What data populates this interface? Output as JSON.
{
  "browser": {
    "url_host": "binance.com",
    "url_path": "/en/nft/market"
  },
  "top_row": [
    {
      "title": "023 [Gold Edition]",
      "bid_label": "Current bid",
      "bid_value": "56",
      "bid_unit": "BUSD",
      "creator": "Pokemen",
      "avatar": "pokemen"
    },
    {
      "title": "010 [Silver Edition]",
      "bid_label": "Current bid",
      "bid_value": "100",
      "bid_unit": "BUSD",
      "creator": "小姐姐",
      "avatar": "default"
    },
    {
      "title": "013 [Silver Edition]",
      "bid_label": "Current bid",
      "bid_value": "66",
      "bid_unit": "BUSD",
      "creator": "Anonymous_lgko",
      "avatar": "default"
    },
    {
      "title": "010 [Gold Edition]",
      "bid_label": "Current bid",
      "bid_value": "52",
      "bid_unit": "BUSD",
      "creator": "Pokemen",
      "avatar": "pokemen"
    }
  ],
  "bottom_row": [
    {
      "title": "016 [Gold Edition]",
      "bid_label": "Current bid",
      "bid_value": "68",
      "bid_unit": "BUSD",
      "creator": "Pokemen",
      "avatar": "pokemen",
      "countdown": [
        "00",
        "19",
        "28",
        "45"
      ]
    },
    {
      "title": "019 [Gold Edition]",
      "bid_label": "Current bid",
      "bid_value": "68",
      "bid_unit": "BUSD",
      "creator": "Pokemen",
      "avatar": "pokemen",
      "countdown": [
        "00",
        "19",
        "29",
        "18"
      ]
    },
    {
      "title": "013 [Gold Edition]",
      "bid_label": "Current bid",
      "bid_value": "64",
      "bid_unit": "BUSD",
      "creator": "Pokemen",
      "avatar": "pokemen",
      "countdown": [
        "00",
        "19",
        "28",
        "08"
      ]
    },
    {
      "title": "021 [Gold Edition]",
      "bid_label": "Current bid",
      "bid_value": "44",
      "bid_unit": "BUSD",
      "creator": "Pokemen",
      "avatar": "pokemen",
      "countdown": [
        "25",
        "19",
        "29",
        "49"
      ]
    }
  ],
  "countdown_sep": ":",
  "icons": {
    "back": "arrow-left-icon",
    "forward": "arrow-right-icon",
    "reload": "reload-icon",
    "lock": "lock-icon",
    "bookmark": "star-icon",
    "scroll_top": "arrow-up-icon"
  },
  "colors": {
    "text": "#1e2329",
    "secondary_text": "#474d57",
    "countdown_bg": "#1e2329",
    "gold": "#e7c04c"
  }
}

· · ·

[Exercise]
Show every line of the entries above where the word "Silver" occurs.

[Response to the task]
      "title": "010 [Silver Edition]",
      "title": "013 [Silver Edition]",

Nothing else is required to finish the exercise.